SUPPLIED MATERIAL Block Start

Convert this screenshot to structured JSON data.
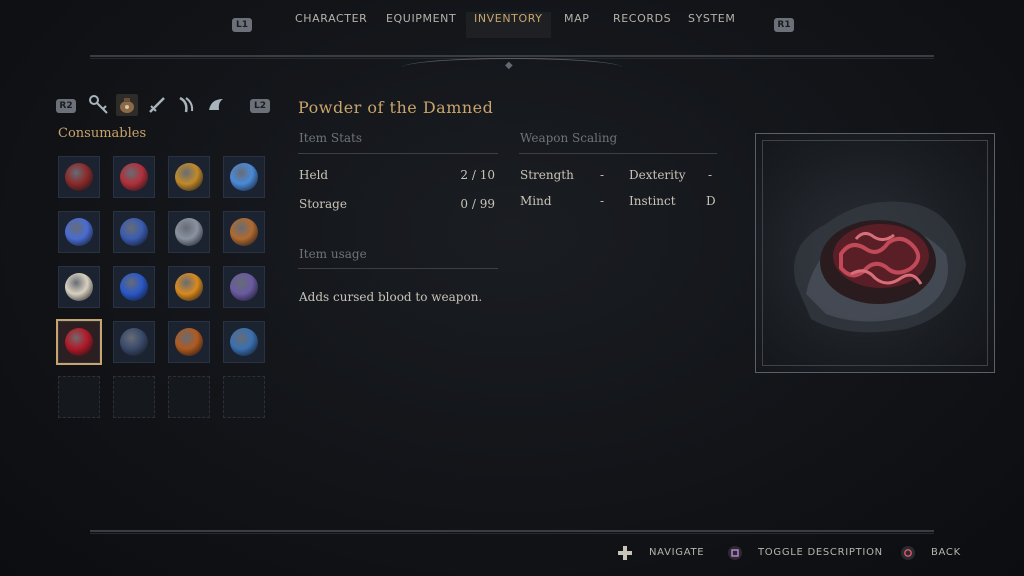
{
  "nav": {
    "left_shoulder": "L1",
    "right_shoulder": "R1",
    "tabs": [
      {
        "label": "CHARACTER"
      },
      {
        "label": "EQUIPMENT"
      },
      {
        "label": "INVENTORY"
      },
      {
        "label": "MAP"
      },
      {
        "label": "RECORDS"
      },
      {
        "label": "SYSTEM"
      }
    ],
    "active_tab": "INVENTORY"
  },
  "filters": {
    "left_button": "R2",
    "right_button": "L2",
    "icons": [
      "key-icon",
      "pouch-icon",
      "dagger-icon",
      "claw-icon",
      "horn-icon"
    ],
    "selected": "pouch-icon"
  },
  "category": "Consumables",
  "grid": {
    "slots": [
      {
        "icon": "red-blade-icon",
        "color": "#8a2a2a"
      },
      {
        "icon": "red-vial-icon",
        "color": "#b0303a"
      },
      {
        "icon": "amber-jar-icon",
        "color": "#c08a2a"
      },
      {
        "icon": "blue-crystal-icon",
        "color": "#4a8ad8"
      },
      {
        "icon": "blue-shard-cluster-icon",
        "color": "#4a6cd0"
      },
      {
        "icon": "blue-ore-icon",
        "color": "#3a5cb0"
      },
      {
        "icon": "gray-bundle-icon",
        "color": "#8a92a0"
      },
      {
        "icon": "orange-bundle-icon",
        "color": "#b06a30"
      },
      {
        "icon": "bone-pile-icon",
        "color": "#d8d0c0"
      },
      {
        "icon": "blue-gem-icon",
        "color": "#2a58c8"
      },
      {
        "icon": "fire-orb-icon",
        "color": "#d88a20"
      },
      {
        "icon": "violet-orb-icon",
        "color": "#6a5aa0"
      },
      {
        "icon": "blood-powder-icon",
        "color": "#b01a28"
      },
      {
        "icon": "blue-flask-icon",
        "color": "#3a4a6a"
      },
      {
        "icon": "ember-flask-icon",
        "color": "#b05a20"
      },
      {
        "icon": "azure-flask-icon",
        "color": "#3a70b0"
      }
    ],
    "selected_index": 12,
    "empty_slots": 4
  },
  "item": {
    "name": "Powder of the Damned",
    "stats_header": "Item Stats",
    "held_label": "Held",
    "held_value": "2 / 10",
    "storage_label": "Storage",
    "storage_value": "0 / 99",
    "usage_header": "Item usage",
    "usage_text": "Adds cursed blood to weapon.",
    "scaling_header": "Weapon Scaling",
    "scaling": {
      "strength_label": "Strength",
      "strength_value": "-",
      "dexterity_label": "Dexterity",
      "dexterity_value": "-",
      "mind_label": "Mind",
      "mind_value": "-",
      "instinct_label": "Instinct",
      "instinct_value": "D"
    },
    "preview_icon": "blood-powder-icon"
  },
  "footer": {
    "navigate": "NAVIGATE",
    "toggle": "TOGGLE DESCRIPTION",
    "back": "BACK"
  },
  "colors": {
    "accent_gold": "#c9a46b",
    "text": "#c9c4b8",
    "muted": "#6e747c"
  }
}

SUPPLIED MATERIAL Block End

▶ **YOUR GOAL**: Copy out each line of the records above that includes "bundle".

▶ **THE COMPLETED TASK**:
        "icon": "gray-bundle-icon",
        "icon": "orange-bundle-icon",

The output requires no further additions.